> [HOW TO COMPLETE THIS TASK] Repeat the data below in full and exactly.

[Page and application data records]
+ + +

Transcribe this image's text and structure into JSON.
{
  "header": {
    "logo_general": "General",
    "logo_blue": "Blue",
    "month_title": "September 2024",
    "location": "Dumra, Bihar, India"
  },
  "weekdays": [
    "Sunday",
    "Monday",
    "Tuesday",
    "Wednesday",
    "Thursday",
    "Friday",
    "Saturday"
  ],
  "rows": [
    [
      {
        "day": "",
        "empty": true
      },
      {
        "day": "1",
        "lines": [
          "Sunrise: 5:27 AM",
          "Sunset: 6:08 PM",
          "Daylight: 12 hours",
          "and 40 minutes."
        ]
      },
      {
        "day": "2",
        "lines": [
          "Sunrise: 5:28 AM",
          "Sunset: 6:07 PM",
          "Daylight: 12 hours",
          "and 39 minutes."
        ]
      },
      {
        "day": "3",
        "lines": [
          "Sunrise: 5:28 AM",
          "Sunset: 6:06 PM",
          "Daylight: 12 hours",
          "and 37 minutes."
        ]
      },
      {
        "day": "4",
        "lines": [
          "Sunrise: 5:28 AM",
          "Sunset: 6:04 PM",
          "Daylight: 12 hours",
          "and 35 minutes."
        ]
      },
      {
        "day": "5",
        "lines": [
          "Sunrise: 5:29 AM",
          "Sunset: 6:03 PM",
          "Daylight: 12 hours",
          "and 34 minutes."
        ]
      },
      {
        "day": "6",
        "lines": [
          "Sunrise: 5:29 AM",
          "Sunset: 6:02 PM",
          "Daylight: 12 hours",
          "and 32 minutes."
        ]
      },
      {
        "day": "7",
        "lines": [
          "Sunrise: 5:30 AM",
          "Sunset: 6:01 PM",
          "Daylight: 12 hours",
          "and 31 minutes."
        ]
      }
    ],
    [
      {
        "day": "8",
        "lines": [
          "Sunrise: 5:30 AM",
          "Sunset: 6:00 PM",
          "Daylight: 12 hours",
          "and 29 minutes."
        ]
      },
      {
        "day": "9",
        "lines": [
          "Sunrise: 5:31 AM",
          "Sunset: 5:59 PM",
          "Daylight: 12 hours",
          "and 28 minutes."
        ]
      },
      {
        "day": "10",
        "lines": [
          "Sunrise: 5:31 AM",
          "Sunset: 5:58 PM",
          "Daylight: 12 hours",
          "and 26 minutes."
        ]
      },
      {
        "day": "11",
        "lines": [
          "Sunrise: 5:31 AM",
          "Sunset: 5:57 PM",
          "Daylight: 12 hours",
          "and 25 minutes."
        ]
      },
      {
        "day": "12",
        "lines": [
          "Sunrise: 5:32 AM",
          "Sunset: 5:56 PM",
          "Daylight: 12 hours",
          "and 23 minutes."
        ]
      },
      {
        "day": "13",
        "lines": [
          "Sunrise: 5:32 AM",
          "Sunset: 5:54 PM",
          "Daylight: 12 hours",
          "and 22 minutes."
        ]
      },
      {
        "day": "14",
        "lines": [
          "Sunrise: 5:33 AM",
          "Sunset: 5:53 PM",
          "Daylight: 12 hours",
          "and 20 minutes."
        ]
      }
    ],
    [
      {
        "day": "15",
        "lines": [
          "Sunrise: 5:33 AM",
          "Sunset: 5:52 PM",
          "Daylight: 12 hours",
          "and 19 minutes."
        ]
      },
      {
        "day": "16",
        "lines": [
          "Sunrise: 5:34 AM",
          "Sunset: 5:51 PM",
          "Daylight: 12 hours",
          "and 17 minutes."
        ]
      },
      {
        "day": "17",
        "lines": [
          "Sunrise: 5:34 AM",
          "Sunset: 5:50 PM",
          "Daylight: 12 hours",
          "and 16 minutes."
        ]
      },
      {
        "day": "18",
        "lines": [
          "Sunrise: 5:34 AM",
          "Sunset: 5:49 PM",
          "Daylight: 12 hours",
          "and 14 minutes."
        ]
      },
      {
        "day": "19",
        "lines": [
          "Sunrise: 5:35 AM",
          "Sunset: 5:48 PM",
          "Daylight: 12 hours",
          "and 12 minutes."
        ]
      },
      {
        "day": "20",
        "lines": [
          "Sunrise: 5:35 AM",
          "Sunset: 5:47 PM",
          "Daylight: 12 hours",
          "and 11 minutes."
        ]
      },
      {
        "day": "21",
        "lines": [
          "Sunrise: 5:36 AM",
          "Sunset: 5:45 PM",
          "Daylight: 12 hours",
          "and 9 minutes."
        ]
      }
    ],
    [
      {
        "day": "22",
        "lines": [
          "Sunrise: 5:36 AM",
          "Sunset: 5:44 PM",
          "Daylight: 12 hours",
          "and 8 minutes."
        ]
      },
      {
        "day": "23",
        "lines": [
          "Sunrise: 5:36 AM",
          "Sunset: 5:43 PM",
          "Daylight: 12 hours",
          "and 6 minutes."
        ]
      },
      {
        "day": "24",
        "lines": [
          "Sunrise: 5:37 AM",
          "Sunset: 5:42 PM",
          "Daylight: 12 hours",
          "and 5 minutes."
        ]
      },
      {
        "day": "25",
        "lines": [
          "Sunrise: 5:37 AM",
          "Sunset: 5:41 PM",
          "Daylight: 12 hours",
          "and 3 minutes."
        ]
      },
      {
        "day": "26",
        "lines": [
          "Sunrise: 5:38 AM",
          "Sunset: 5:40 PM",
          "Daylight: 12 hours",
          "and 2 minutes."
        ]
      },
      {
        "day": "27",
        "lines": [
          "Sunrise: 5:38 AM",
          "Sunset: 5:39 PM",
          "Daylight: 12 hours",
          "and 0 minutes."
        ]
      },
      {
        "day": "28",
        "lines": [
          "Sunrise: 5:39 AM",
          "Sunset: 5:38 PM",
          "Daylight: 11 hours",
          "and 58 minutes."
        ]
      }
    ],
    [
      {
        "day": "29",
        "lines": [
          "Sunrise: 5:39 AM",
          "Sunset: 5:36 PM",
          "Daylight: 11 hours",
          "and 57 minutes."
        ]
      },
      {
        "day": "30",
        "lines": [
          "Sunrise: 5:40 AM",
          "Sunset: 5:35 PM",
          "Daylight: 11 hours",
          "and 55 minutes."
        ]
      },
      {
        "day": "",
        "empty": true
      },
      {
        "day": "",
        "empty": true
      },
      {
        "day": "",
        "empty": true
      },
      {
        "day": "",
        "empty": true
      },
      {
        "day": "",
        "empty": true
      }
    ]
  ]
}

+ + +

> [WRITTEN REPLY]
Transcribe this image's text and structure into JSON.
{
  "header": {
    "logo_general": "General",
    "logo_blue": "Blue",
    "month_title": "September 2024",
    "location": "Dumra, Bihar, India"
  },
  "weekdays": [
    "Sunday",
    "Monday",
    "Tuesday",
    "Wednesday",
    "Thursday",
    "Friday",
    "Saturday"
  ],
  "rows": [
    [
      {
        "day": "",
        "empty": true
      },
      {
        "day": "1",
        "lines": [
          "Sunrise: 5:27 AM",
          "Sunset: 6:08 PM",
          "Daylight: 12 hours",
          "and 40 minutes."
        ]
      },
      {
        "day": "2",
        "lines": [
          "Sunrise: 5:28 AM",
          "Sunset: 6:07 PM",
          "Daylight: 12 hours",
          "and 39 minutes."
        ]
      },
      {
        "day": "3",
        "lines": [
          "Sunrise: 5:28 AM",
          "Sunset: 6:06 PM",
          "Daylight: 12 hours",
          "and 37 minutes."
        ]
      },
      {
        "day": "4",
        "lines": [
          "Sunrise: 5:28 AM",
          "Sunset: 6:04 PM",
          "Daylight: 12 hours",
          "and 35 minutes."
        ]
      },
      {
        "day": "5",
        "lines": [
          "Sunrise: 5:29 AM",
          "Sunset: 6:03 PM",
          "Daylight: 12 hours",
          "and 34 minutes."
        ]
      },
      {
        "day": "6",
        "lines": [
          "Sunrise: 5:29 AM",
          "Sunset: 6:02 PM",
          "Daylight: 12 hours",
          "and 32 minutes."
        ]
      },
      {
        "day": "7",
        "lines": [
          "Sunrise: 5:30 AM",
          "Sunset: 6:01 PM",
          "Daylight: 12 hours",
          "and 31 minutes."
        ]
      }
    ],
    [
      {
        "day": "8",
        "lines": [
          "Sunrise: 5:30 AM",
          "Sunset: 6:00 PM",
          "Daylight: 12 hours",
          "and 29 minutes."
        ]
      },
      {
        "day": "9",
        "lines": [
          "Sunrise: 5:31 AM",
          "Sunset: 5:59 PM",
          "Daylight: 12 hours",
          "and 28 minutes."
        ]
      },
      {
        "day": "10",
        "lines": [
          "Sunrise: 5:31 AM",
          "Sunset: 5:58 PM",
          "Daylight: 12 hours",
          "and 26 minutes."
        ]
      },
      {
        "day": "11",
        "lines": [
          "Sunrise: 5:31 AM",
          "Sunset: 5:57 PM",
          "Daylight: 12 hours",
          "and 25 minutes."
        ]
      },
      {
        "day": "12",
        "lines": [
          "Sunrise: 5:32 AM",
          "Sunset: 5:56 PM",
          "Daylight: 12 hours",
          "and 23 minutes."
        ]
      },
      {
        "day": "13",
        "lines": [
          "Sunrise: 5:32 AM",
          "Sunset: 5:54 PM",
          "Daylight: 12 hours",
          "and 22 minutes."
        ]
      },
      {
        "day": "14",
        "lines": [
          "Sunrise: 5:33 AM",
          "Sunset: 5:53 PM",
          "Daylight: 12 hours",
          "and 20 minutes."
        ]
      }
    ],
    [
      {
        "day": "15",
        "lines": [
          "Sunrise: 5:33 AM",
          "Sunset: 5:52 PM",
          "Daylight: 12 hours",
          "and 19 minutes."
        ]
      },
      {
        "day": "16",
        "lines": [
          "Sunrise: 5:34 AM",
          "Sunset: 5:51 PM",
          "Daylight: 12 hours",
          "and 17 minutes."
        ]
      },
      {
        "day": "17",
        "lines": [
          "Sunrise: 5:34 AM",
          "Sunset: 5:50 PM",
          "Daylight: 12 hours",
          "and 16 minutes."
        ]
      },
      {
        "day": "18",
        "lines": [
          "Sunrise: 5:34 AM",
          "Sunset: 5:49 PM",
          "Daylight: 12 hours",
          "and 14 minutes."
        ]
      },
      {
        "day": "19",
        "lines": [
          "Sunrise: 5:35 AM",
          "Sunset: 5:48 PM",
          "Daylight: 12 hours",
          "and 12 minutes."
        ]
      },
      {
        "day": "20",
        "lines": [
          "Sunrise: 5:35 AM",
          "Sunset: 5:47 PM",
          "Daylight: 12 hours",
          "and 11 minutes."
        ]
      },
      {
        "day": "21",
        "lines": [
          "Sunrise: 5:36 AM",
          "Sunset: 5:45 PM",
          "Daylight: 12 hours",
          "and 9 minutes."
        ]
      }
    ],
    [
      {
        "day": "22",
        "lines": [
          "Sunrise: 5:36 AM",
          "Sunset: 5:44 PM",
          "Daylight: 12 hours",
          "and 8 minutes."
        ]
      },
      {
        "day": "23",
        "lines": [
          "Sunrise: 5:36 AM",
          "Sunset: 5:43 PM",
          "Daylight: 12 hours",
          "and 6 minutes."
        ]
      },
      {
        "day": "24",
        "lines": [
          "Sunrise: 5:37 AM",
          "Sunset: 5:42 PM",
          "Daylight: 12 hours",
          "and 5 minutes."
        ]
      },
      {
        "day": "25",
        "lines": [
          "Sunrise: 5:37 AM",
          "Sunset: 5:41 PM",
          "Daylight: 12 hours",
          "and 3 minutes."
        ]
      },
      {
        "day": "26",
        "lines": [
          "Sunrise: 5:38 AM",
          "Sunset: 5:40 PM",
          "Daylight: 12 hours",
          "and 2 minutes."
        ]
      },
      {
        "day": "27",
        "lines": [
          "Sunrise: 5:38 AM",
          "Sunset: 5:39 PM",
          "Daylight: 12 hours",
          "and 0 minutes."
        ]
      },
      {
        "day": "28",
        "lines": [
          "Sunrise: 5:39 AM",
          "Sunset: 5:38 PM",
          "Daylight: 11 hours",
          "and 58 minutes."
        ]
      }
    ],
    [
      {
        "day": "29",
        "lines": [
          "Sunrise: 5:39 AM",
          "Sunset: 5:36 PM",
          "Daylight: 11 hours",
          "and 57 minutes."
        ]
      },
      {
        "day": "30",
        "lines": [
          "Sunrise: 5:40 AM",
          "Sunset: 5:35 PM",
          "Daylight: 11 hours",
          "and 55 minutes."
        ]
      },
      {
        "day": "",
        "empty": true
      },
      {
        "day": "",
        "empty": true
      },
      {
        "day": "",
        "empty": true
      },
      {
        "day": "",
        "empty": true
      },
      {
        "day": "",
        "empty": true
      }
    ]
  ]
}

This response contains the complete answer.